By Marilyn Ellis, Staff Writer May 20, 2004
The Katy Chamber of Commerce brought a 4-inch yellow ribbon and foot-and-a-half long scissors to mark the official opening of American Robotics Academy, May 12, an academy where children can learn how to make and program robots.
Chris Earley, 14, and father Bill show off a display of Chris' team, 'Dark Mech,' which won first place robot design against 70 other teams.
"Engineers said it couldn't be done,"said Dan Taglia, owner of the academy, "but I went ahead anyway, and let kids find out for themselves how to build robots."
Using the LEGO materials, Taglia began by fashioning robots of his own.
When he decided to teach children how to build robots, he forst took his program to his community church. Parents liked the program so much that he approached some private schools, which set up after-school programs with him.

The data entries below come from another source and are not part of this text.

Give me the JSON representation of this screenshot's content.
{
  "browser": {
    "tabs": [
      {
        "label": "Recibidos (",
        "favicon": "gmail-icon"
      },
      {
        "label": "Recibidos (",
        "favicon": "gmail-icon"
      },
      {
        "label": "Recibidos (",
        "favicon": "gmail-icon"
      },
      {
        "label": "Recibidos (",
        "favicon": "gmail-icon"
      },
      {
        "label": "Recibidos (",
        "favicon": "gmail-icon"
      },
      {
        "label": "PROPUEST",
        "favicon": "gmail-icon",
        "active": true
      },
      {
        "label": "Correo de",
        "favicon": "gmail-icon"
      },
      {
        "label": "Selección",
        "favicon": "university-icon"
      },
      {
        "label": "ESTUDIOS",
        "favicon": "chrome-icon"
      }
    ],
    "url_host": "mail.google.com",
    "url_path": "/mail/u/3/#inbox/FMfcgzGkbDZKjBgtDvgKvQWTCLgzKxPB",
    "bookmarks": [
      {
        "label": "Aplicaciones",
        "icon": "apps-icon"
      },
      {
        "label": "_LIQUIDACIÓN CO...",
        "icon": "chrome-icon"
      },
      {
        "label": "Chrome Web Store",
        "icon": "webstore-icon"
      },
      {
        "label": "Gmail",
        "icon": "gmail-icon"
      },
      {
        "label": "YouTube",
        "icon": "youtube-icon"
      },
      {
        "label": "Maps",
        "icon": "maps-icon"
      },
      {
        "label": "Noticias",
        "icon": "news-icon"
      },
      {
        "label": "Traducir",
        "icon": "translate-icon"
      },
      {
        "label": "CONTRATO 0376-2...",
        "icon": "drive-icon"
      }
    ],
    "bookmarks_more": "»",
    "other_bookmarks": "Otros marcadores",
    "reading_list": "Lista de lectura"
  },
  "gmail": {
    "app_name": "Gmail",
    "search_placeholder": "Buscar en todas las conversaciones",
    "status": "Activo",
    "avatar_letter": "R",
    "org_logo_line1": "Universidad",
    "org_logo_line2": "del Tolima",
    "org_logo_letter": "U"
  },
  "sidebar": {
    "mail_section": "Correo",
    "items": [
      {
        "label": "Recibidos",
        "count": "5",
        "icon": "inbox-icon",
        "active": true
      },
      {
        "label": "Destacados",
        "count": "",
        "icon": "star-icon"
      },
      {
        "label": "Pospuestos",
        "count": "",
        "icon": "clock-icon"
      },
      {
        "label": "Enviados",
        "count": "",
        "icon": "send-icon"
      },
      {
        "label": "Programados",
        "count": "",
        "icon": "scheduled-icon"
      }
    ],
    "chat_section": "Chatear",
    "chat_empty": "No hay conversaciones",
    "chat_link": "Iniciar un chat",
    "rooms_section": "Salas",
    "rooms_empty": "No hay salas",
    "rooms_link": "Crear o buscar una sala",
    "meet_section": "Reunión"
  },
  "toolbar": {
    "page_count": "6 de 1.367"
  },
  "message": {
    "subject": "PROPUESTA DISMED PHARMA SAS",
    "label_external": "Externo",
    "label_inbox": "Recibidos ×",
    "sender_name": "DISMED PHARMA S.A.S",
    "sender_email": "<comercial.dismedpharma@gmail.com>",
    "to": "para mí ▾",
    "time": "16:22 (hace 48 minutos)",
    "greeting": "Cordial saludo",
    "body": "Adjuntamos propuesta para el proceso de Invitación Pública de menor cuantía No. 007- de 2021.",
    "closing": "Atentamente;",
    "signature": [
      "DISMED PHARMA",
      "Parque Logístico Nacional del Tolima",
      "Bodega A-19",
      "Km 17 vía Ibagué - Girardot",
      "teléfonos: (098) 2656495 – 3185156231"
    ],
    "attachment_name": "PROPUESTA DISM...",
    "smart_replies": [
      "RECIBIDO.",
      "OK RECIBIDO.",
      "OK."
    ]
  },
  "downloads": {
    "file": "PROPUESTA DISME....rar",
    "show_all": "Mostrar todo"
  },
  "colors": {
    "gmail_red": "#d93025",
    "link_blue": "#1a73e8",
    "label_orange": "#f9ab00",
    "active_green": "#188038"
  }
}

Taglia also took his program to MD Anderson, and said, "The patients were young, and they were stuck there. When I brought stuff for them to build, their brothers and sisters started building robots, too. I think it helped them get their minds off things."
Taglia had been demonstrating his robots at schools for five years while working fulltime as a photographer at Conoco Oil Company. In the summer, he held 2-week summer camps.

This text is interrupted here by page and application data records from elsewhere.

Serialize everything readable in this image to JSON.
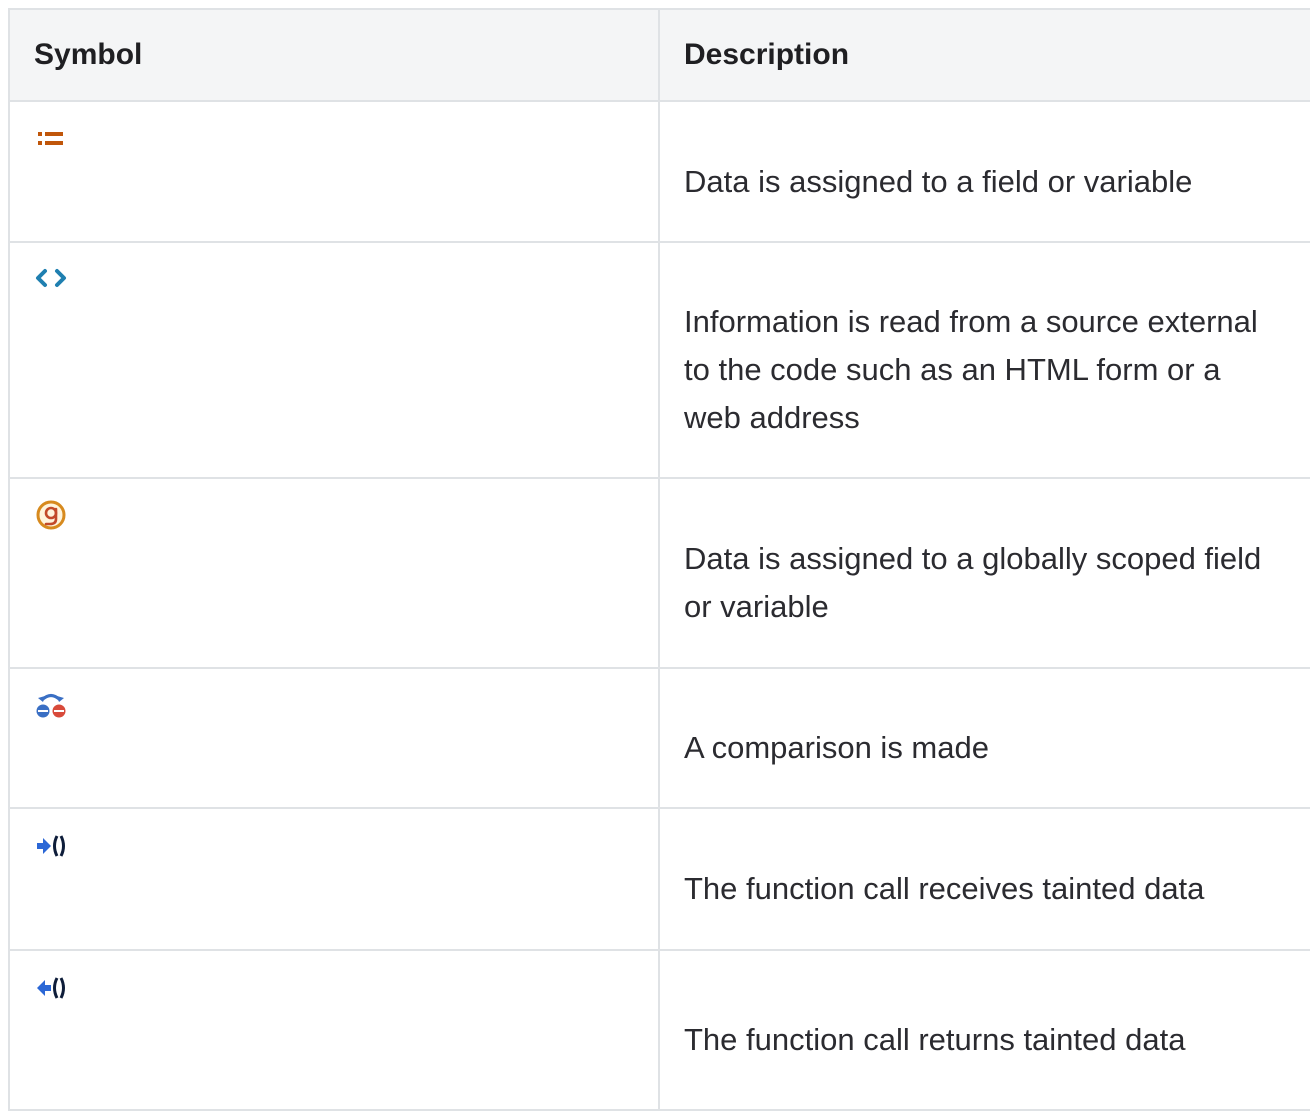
{
  "table": {
    "headers": {
      "symbol": "Symbol",
      "description": "Description"
    },
    "rows": [
      {
        "icon": "assignment-icon",
        "description": "Data is assigned to a field or variable"
      },
      {
        "icon": "external-source-icon",
        "description": "Information is read from a source external to the code such as an HTML form or a web address"
      },
      {
        "icon": "global-scope-icon",
        "description": "Data is assigned to a globally scoped field or variable"
      },
      {
        "icon": "comparison-icon",
        "description": "A comparison is made"
      },
      {
        "icon": "function-call-receives-icon",
        "description": "The function call receives tainted data"
      },
      {
        "icon": "function-call-returns-icon",
        "description": "The function call returns tainted data"
      }
    ]
  },
  "colors": {
    "header_background": "#f4f5f6",
    "border": "#dfe2e5",
    "assignment_icon": "#c0560a",
    "external_source_icon": "#1f7fb0",
    "global_scope_icon": "#d78a1e",
    "comparison_icon_blue": "#3a6fc4",
    "comparison_icon_red": "#d84a3a",
    "function_call_icon": "#1c4fb8"
  }
}
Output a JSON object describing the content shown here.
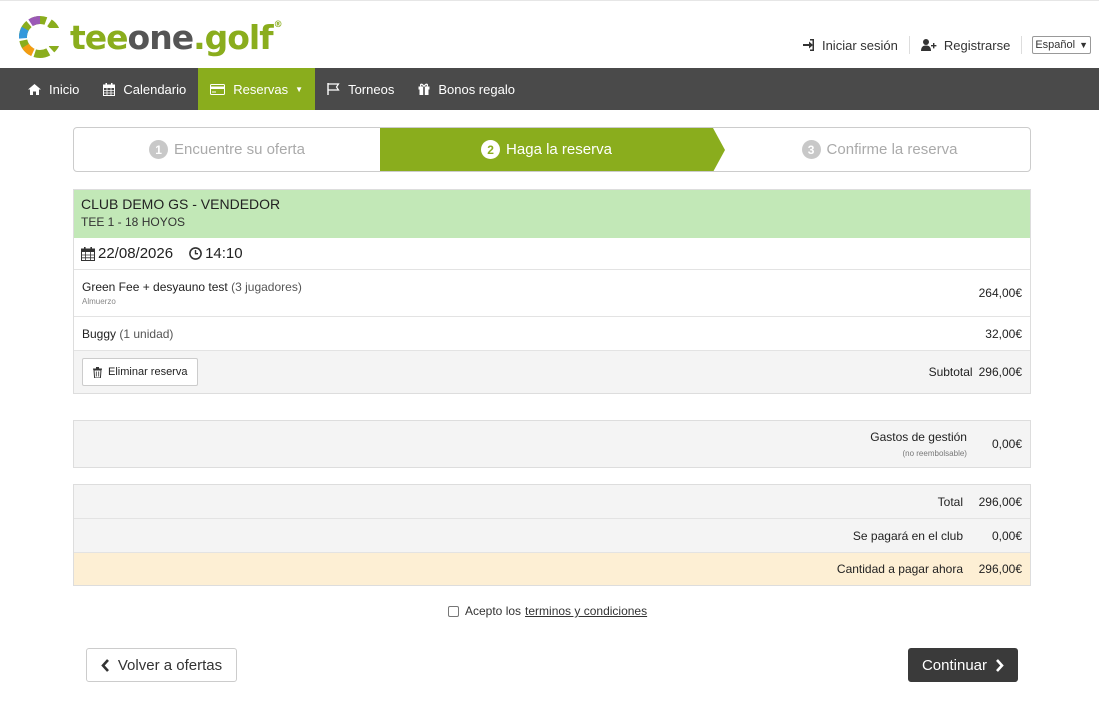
{
  "header": {
    "logo_text_1": "tee",
    "logo_text_2": "one",
    "logo_text_3": ".golf",
    "logo_reg": "®",
    "login_label": "Iniciar sesión",
    "register_label": "Registrarse",
    "language": "Español"
  },
  "nav": {
    "items": [
      {
        "label": "Inicio",
        "icon": "home-icon"
      },
      {
        "label": "Calendario",
        "icon": "calendar-icon"
      },
      {
        "label": "Reservas",
        "icon": "card-icon"
      },
      {
        "label": "Torneos",
        "icon": "flag-icon"
      },
      {
        "label": "Bonos regalo",
        "icon": "gift-icon"
      }
    ]
  },
  "steps": [
    {
      "num": "1",
      "label": "Encuentre su oferta"
    },
    {
      "num": "2",
      "label": "Haga la reserva"
    },
    {
      "num": "3",
      "label": "Confirme la reserva"
    }
  ],
  "booking": {
    "club_name": "CLUB DEMO GS - VENDEDOR",
    "tee": "TEE 1 - 18 HOYOS",
    "date": "22/08/2026",
    "time": "14:10",
    "lines": [
      {
        "name": "Green Fee + desyauno test",
        "qty": "(3 jugadores)",
        "sub": "Almuerzo",
        "price": "264,00€"
      },
      {
        "name": "Buggy",
        "qty": "(1 unidad)",
        "price": "32,00€"
      }
    ],
    "delete_label": "Eliminar reserva",
    "subtotal_label": "Subtotal",
    "subtotal_value": "296,00€"
  },
  "fees": {
    "label": "Gastos de gestión",
    "note": "(no reembolsable)",
    "value": "0,00€"
  },
  "totals": {
    "total_label": "Total",
    "total_value": "296,00€",
    "club_label": "Se pagará en el club",
    "club_value": "0,00€",
    "now_label": "Cantidad a pagar ahora",
    "now_value": "296,00€"
  },
  "terms": {
    "prefix": "Acepto los",
    "link": "terminos y condiciones"
  },
  "actions": {
    "back_label": "Volver a ofertas",
    "continue_label": "Continuar"
  },
  "colors": {
    "brand_green": "#8aad1d",
    "nav_bg": "#4a4a4a",
    "club_header_bg": "#c2e8b7",
    "pay_now_bg": "#fdefd4"
  }
}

Three years ago, Taglia took three weeks of vacation and held another summer camp. He said, "The classes were almost full.

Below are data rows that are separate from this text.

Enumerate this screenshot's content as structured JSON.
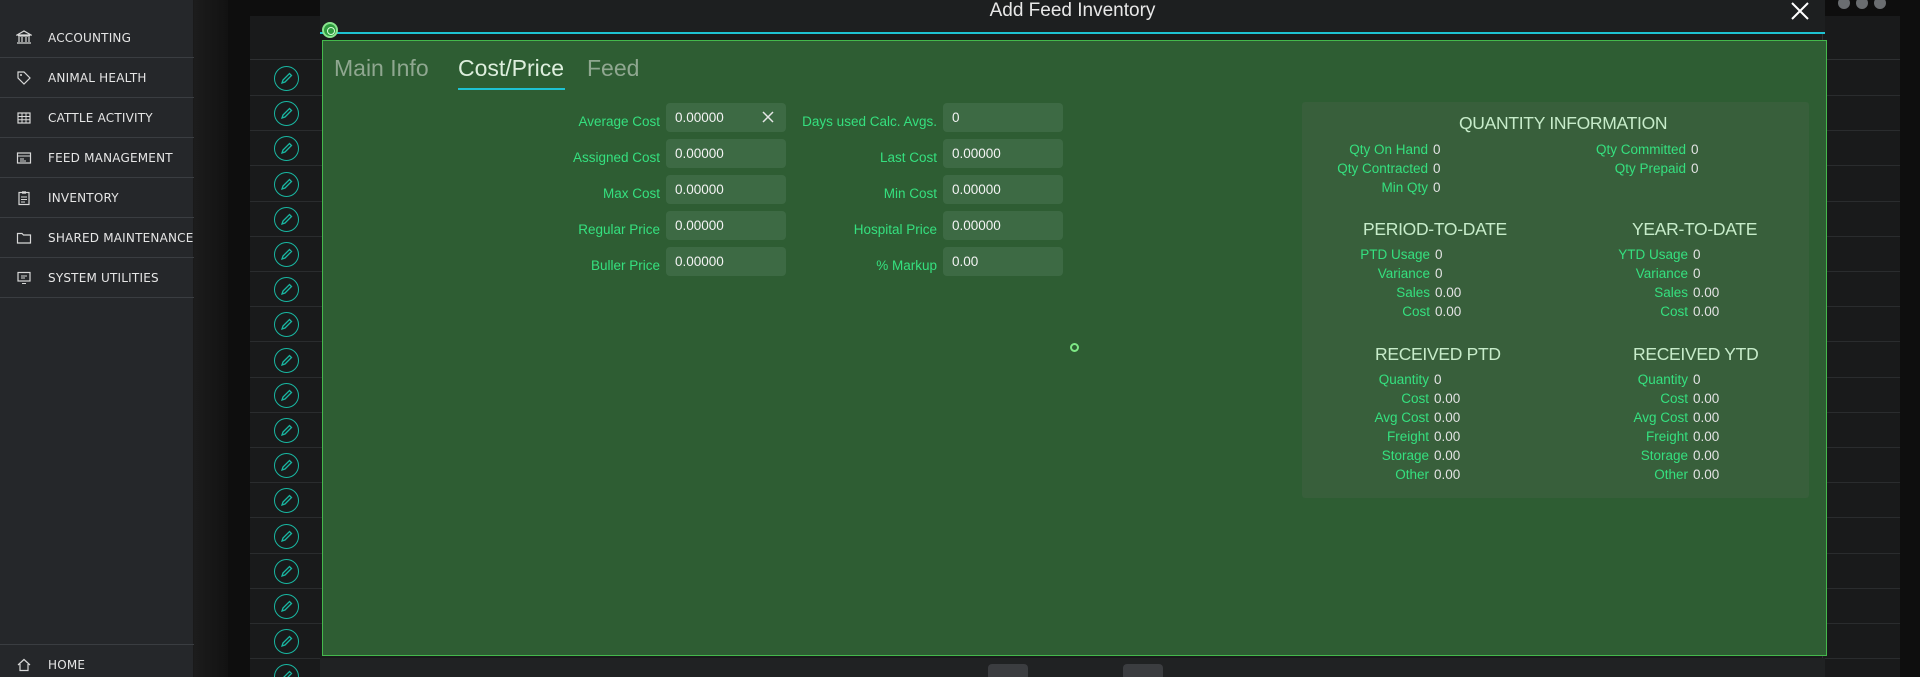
{
  "sidebar": {
    "items": [
      {
        "label": "ACCOUNTING",
        "icon": "bank-icon"
      },
      {
        "label": "ANIMAL HEALTH",
        "icon": "tag-icon"
      },
      {
        "label": "CATTLE ACTIVITY",
        "icon": "table-icon"
      },
      {
        "label": "FEED MANAGEMENT",
        "icon": "card-icon"
      },
      {
        "label": "INVENTORY",
        "icon": "clipboard-icon"
      },
      {
        "label": "SHARED MAINTENANCE",
        "icon": "folder-icon"
      },
      {
        "label": "SYSTEM UTILITIES",
        "icon": "monitor-icon"
      }
    ],
    "home": {
      "label": "HOME",
      "icon": "home-icon"
    }
  },
  "modal": {
    "title": "Add Feed Inventory",
    "tabs": [
      {
        "label": "Main Info",
        "active": false
      },
      {
        "label": "Cost/Price",
        "active": true
      },
      {
        "label": "Feed",
        "active": false
      }
    ],
    "cost": {
      "average_cost": {
        "label": "Average Cost",
        "value": "0.00000"
      },
      "assigned_cost": {
        "label": "Assigned Cost",
        "value": "0.00000"
      },
      "max_cost": {
        "label": "Max Cost",
        "value": "0.00000"
      },
      "regular_price": {
        "label": "Regular Price",
        "value": "0.00000"
      },
      "buller_price": {
        "label": "Buller Price",
        "value": "0.00000"
      },
      "days_used": {
        "label": "Days used Calc. Avgs.",
        "value": "0"
      },
      "last_cost": {
        "label": "Last Cost",
        "value": "0.00000"
      },
      "min_cost": {
        "label": "Min Cost",
        "value": "0.00000"
      },
      "hospital_price": {
        "label": "Hospital Price",
        "value": "0.00000"
      },
      "markup": {
        "label": "% Markup",
        "value": "0.00"
      }
    },
    "quantity": {
      "heading": "QUANTITY INFORMATION",
      "on_hand": {
        "label": "Qty On Hand",
        "value": "0"
      },
      "contracted": {
        "label": "Qty Contracted",
        "value": "0"
      },
      "min_qty": {
        "label": "Min Qty",
        "value": "0"
      },
      "committed": {
        "label": "Qty Committed",
        "value": "0"
      },
      "prepaid": {
        "label": "Qty Prepaid",
        "value": "0"
      }
    },
    "ptd": {
      "heading": "PERIOD-TO-DATE",
      "usage": {
        "label": "PTD Usage",
        "value": "0"
      },
      "variance": {
        "label": "Variance",
        "value": "0"
      },
      "sales": {
        "label": "Sales",
        "value": "0.00"
      },
      "cost": {
        "label": "Cost",
        "value": "0.00"
      }
    },
    "ytd": {
      "heading": "YEAR-TO-DATE",
      "usage": {
        "label": "YTD Usage",
        "value": "0"
      },
      "variance": {
        "label": "Variance",
        "value": "0"
      },
      "sales": {
        "label": "Sales",
        "value": "0.00"
      },
      "cost": {
        "label": "Cost",
        "value": "0.00"
      }
    },
    "received_ptd": {
      "heading": "RECEIVED PTD",
      "quantity": {
        "label": "Quantity",
        "value": "0"
      },
      "cost": {
        "label": "Cost",
        "value": "0.00"
      },
      "avg_cost": {
        "label": "Avg Cost",
        "value": "0.00"
      },
      "freight": {
        "label": "Freight",
        "value": "0.00"
      },
      "storage": {
        "label": "Storage",
        "value": "0.00"
      },
      "other": {
        "label": "Other",
        "value": "0.00"
      }
    },
    "received_ytd": {
      "heading": "RECEIVED YTD",
      "quantity": {
        "label": "Quantity",
        "value": "0"
      },
      "cost": {
        "label": "Cost",
        "value": "0.00"
      },
      "avg_cost": {
        "label": "Avg Cost",
        "value": "0.00"
      },
      "freight": {
        "label": "Freight",
        "value": "0.00"
      },
      "storage": {
        "label": "Storage",
        "value": "0.00"
      },
      "other": {
        "label": "Other",
        "value": "0.00"
      }
    }
  },
  "colors": {
    "accent": "#1ec2d2",
    "label_green": "#35e07f",
    "modal_bg": "#2e5d33",
    "sidebar_bg": "#25272a"
  }
}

"I knew I had hit on something, but was unwilling to quit my fulltime job."
However, when Conoco merged with Phillips Petroleum, Taglia's photography position was eliminated. He took early retirement, and opened the brick and mortar business, American Robotics Academy, in December 2002.
In 2003 Taglia held his first summer camp at the permanent building on Clay Road.
"In nine weeks, I had over 300 students," said Taglia, "and people came from Dallas and Louisiana."
Taglia said his robot building program used very little handbook and theory; instead it is a hands-on activity.
"Kids fumble around, have fun, and figure it out for themselves," he said, "The most reading they do is to follow the building instructions."
Taglia's programs always have a theme, so the young people about learn something that is needed in the world.
In the Robotics program for older children, Taglia said that the objective of the "Terrible Toxins" mission was to pick up a representation of a "toxic waste" container, drive it to a safe area and dump it without anybody touching the robot.
"In the 'Wacky Walkers' mission of Robotics Junior, the robot has to save an astronaut who has been stranded on a planet."
The robotics academy is growing, and to meet the need, Taglia held the first training session for science teachers on Saturday, May 15.
The teachers will then conduct robotics camps at their own schools at Galloway School, in Clear Lake, John Cooper School in The Woodlands, and Grace Presbyterian School near Beltway 8.
The Robotics program is for fourth through ninth grade, and is a 15-hour program which costs $135 for each level. For grades one through three, Robotics Junior is a 6-hour program and costs $70. Maximum class size is 15.
The Robotics program has four levels. In Level I students learn Mechanics and Pneumatics. In Level II, they program the robot by computer, and in Level III, students add light and touch sensors.
By Level IV, the student builds a totally autonomous machine that runs completely by computer programming.
To contact American Robotics Academy, call 281-859-7626, and visit www.roboticsacademy.com for class schedules.
©Northwest Suburban News 2004